Say Cheese! – The Do’s and Don’ts of CV Photos

We live in the age of the Selfie, so taking a good photo for your CV should be a piece of cake, right? Apparently not. We get some great examples of what not to do across our desks, so we thought we’d do a post that will guide you through the do’s and don’ts of CV photo taking, so you can get the right shot to make your CV shine.

DO:

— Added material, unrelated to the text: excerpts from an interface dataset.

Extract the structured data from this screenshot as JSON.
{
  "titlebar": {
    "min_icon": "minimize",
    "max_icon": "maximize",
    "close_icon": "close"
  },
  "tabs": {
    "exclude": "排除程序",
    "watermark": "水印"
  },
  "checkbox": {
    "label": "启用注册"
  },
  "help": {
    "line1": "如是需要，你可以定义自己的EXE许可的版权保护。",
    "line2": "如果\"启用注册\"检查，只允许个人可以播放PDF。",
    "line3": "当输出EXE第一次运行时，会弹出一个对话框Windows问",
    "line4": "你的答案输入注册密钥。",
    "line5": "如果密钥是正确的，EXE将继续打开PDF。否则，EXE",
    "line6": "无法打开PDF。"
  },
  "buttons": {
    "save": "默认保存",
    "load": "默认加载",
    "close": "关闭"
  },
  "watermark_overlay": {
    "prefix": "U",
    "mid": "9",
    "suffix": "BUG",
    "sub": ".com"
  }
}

  • Ensure you are the only person in the photo. This might sound obvious, but photos where you have clearly cropped someone out, (bar perhaps a hand on your shoulder and some hair that definitely doesn’t belong to you), just look plain unprofessional. Make sure the photo is of only you. You only want them hiring you after all!
  • Ideally, have your picture taken somewhere indoors that is well-lit with natural light. If you need some extra lighting, you can use an angled lamp or similar to help. Stand opposite the natural light source because if you stand with it behind you, you will be backlit and dark. Use a flash if necessary. Outdoors is fine as long as it’s not too sunny.
  • Look as presentable as possible. Boys – haircut, shave, facial grooming, moustache waxing… Anything you need to do to look clean, professional and tidy. Girls – ideally your hair should be up and tidy, but if it’s down, ensure it’s neat and not covering your face in any way. Natural make-up (no caterpillar eyebrows please) and minimal jewellery. 
  • Wear something clean, ironed and simple. Ideally a plain polo, t-shirt, crew shirt etc. Nothing bright, patterned or casual. Remember, this photo is to get you working, not partying. The scruffy boho look might be what you rock when you’re off the boat, but personal presentation is an essential part of working in this industry so take your outfit seriously.
  • Stand against a plain backdrop. Maybe a wall or curtain. The simpler the better as you are the focus of the photo, not what’s behind you.
  • Smile! Not a huge, cheesy grin, but a nice, natural smile really can go a long way. Some people can look ferociously grumpy when they aren’t smiling, and the last thing you want is to scare off potential employers at the first hurdle. Almost every job on a yacht is client-facing, so it’s essential to smile for most of your working day. Show it off on your CV.

DON’T:

  • A candid piccie of you at a party laughing at someone’s joke might capture your best smile, but it certainly isn’t what a potential employer is going to want to see. Social photos are a big no-no, particularly as they show you in total non-work mode. You want a photo that shows you looking professional and ready to take your job seriously, not having a laugh in the bar.
  • We all know that you work in glorious hot climates, but that doesn’t mean we need to see your designer sunglasses. Sunglasses hide your face and also give a very casual impression for a CV photo. Take the photo somewhere that you won’t be squinting like a mole without sunglasses and show your full face. People inherently don’t trust people they don’t know if they can’t see their eyes.
  • Filters. Well, this should be the most obvious of all, but some people clearly think their appearance is vastly improved by the use of a Snapchat (or similar) filter. If you want people to think that you have cat ears, huge eyes and a weirdly distorted face in real life then perhaps you’re working in the wrong industry… ANY kind of filter is totally unacceptable and should be kept to your private photos.
  • As with sunglasses, hats are also not a good idea. Again, you are partially hiding your appearance, and you want to look as neat and tidy as possible. Taking a photo indoors so as to avoid the need for any form of sun shading is probably best.
  • Pay attention to how you’re posing. If you’re contorting yourself trying to highlight your muscle tone or your curvy bottom, chances are you are trying too hard and directing focus to the wrong area. We are all used to seeing massively over-posed people on our social media feeds, but this is where you just need to be as natural as possible. Stand up straight, chin slightly up, shoulders down and stand face-on to the camera.  A head and shoulders shot is more than adequate, full body shots are not necessary.
  • Hopefully, your face isn’t pierced and tattooed, but if you do have any of these kinds of decorations, you might want to consider taking them out or covering them up. You might really struggle to get work if you have obvious facial accoutrement. Ear tunnels are also not a good idea.

 

Overall, it’s pretty much common sense but you’d be surprised at how many people get it wrong and misjudge what’s ok and what’s not. We want you to be successful and get as many interviews as possible, so hopefully, you find this helpful and can ensure you get a winning photo for your CV.

We actually recently took our own advice and paid for some professional photos to be done of us. We have to lead by example after all! You can check them out using this link https://staging.wilsonhalligan.com/about-us/